Add in the sugar, and mix until incorporated. Then add the lemon juice and vanilla and mix again. Scrape the sides as needed during all the mixing. Now add the pumpkin and, you guessed it, mix again. Now comes the fun part. Add in the spices, mix, and then taste. I highly highly recommend adding all the spices before the eggs, so you can taste and make sure it has the right amount. There’s nothing sadder in the pumpkin-spice world than a lack of spice. Start at about 2 tsp of cinnamon (I like to do rounded teaspoons for cinnamon) but to be honest I probably put in closer to 3 after mixing and testing a couple of times. I love me some cinnamon, what can I say?

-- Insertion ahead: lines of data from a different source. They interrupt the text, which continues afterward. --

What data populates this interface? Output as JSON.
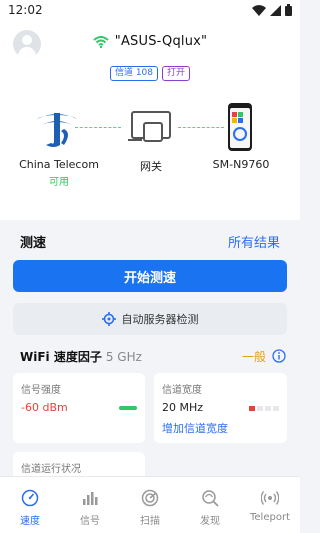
{
  "status_bar": {
    "time": "12:02"
  },
  "header": {
    "ssid": "\"ASUS-Qqlux\"",
    "chips": [
      {
        "label": "信道 108",
        "color": "#2a6ef0"
      },
      {
        "label": "打开",
        "color": "#8a3fd1"
      }
    ]
  },
  "topology": {
    "isp": {
      "name": "China Telecom",
      "status": "可用",
      "status_color": "#34c46a"
    },
    "gateway": {
      "name": "网关",
      "sub": ""
    },
    "device": {
      "name": "SM-N9760"
    }
  },
  "speed_test": {
    "title": "测速",
    "all_results_label": "所有结果",
    "start_label": "开始测速",
    "auto_server_label": "自动服务器检测"
  },
  "wifi_factor": {
    "title": "WiFi 速度因子",
    "band": "5 GHz",
    "rating": "一般"
  },
  "cards": {
    "signal": {
      "key": "信号强度",
      "value": "-60 dBm"
    },
    "width": {
      "key": "信道宽度",
      "value": "20 MHz",
      "action": "增加信道宽度"
    },
    "channel": {
      "key": "信道运行状况"
    }
  },
  "tabs": [
    {
      "label": "速度",
      "icon": "speed-gauge-icon",
      "active": true
    },
    {
      "label": "信号",
      "icon": "signal-bars-icon",
      "active": false
    },
    {
      "label": "扫描",
      "icon": "scan-icon",
      "active": false
    },
    {
      "label": "发现",
      "icon": "discover-icon",
      "active": false
    },
    {
      "label": "Teleport",
      "icon": "teleport-icon",
      "active": false
    }
  ],
  "colors": {
    "accent": "#1a73f0",
    "link": "#2a6ef0",
    "good": "#34c46a",
    "warn": "#e0a21b",
    "bad": "#e8433b"
  }
}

Now add in your lightly beaten eggs. When baking, I beat my eggs in a bowl with a fork. Mix it all together one last time, and then pour it on top of your graham cracker crust. Drop it on the counter a few times to release most of the bubbles (lift it above the counter like an inch or so and drop/tap it on the counter). Place your pan in your water bath pan, fill that pan with water (about 1-1.5 inches deep), and bake at 350 degrees for about 40 minutes. It’s done when it still has a slight jiggle to it. We’re talking like a solid Santa belly kind of jiggle, where it all kinda moves as one, not a crazy jello kind of jiggle.
Finally, Some Tips for a Crack-Proof Cheesecake:
1.) Bake it in a water bath. Don’t worry, it’s not nearly as fancy as it sounds. You literally just take a big, sided pan (2 inches deep should work well), and wrap the bottom of your springform pan really well with aluminum foil (wrap it twice to get a really seal, you don’t want any water seeping in). Once your cheesecake is ready to go in the oven, put it in the oven inside the bigger pan, and fill the big pan with1-1.5 inches of water. This creates a lot of steam which helps the cheesecake cook more evenly and really reduces the chances of cracks.
2.) Use a springform pan! They help prevent cracks, and they make cutting and serving the cheesecake so much easier because you can set the pan on a cup when it’s ready to serve and remove the sides.
3.) When your cheesecake is done it should still jiggle a little, if it doesn’t it’s overbaked. But instead of removing it from the oven and letting it cool on the counter, turn off the oven but leave the cheesecake in there. Using a wooden spoon, keep your oven door propped open a little to let the heat and steam escape. Leave your cheesecake to cool in there for at least an hour. Letting it cool slowly and gently is so important to prevent cracks. Once it’s down to room temperature, remove it from the oven and take off the aluminum foil. Put it in the fridge for an hour, and then cover it with plastic wrap (I have it touch the surface of the cheesecake). Put it back in the fridge until you’re ready to serve.
If you follow all of those tips you’ll almost definitely have a crack-proof cheesecake. I saw almost definitely because baking is weird and there’s so much involved that sometimes they crack anyway. But to be honest, who has ever refused to eat cheesecake because it has a little crack in it? I know I wouldn’t turn it down!
If you have a question or have made this recipe, leave a comment! We’d also love to see photos if you make this or any of our recipes, so tag us on Instagram @floralwreathblog.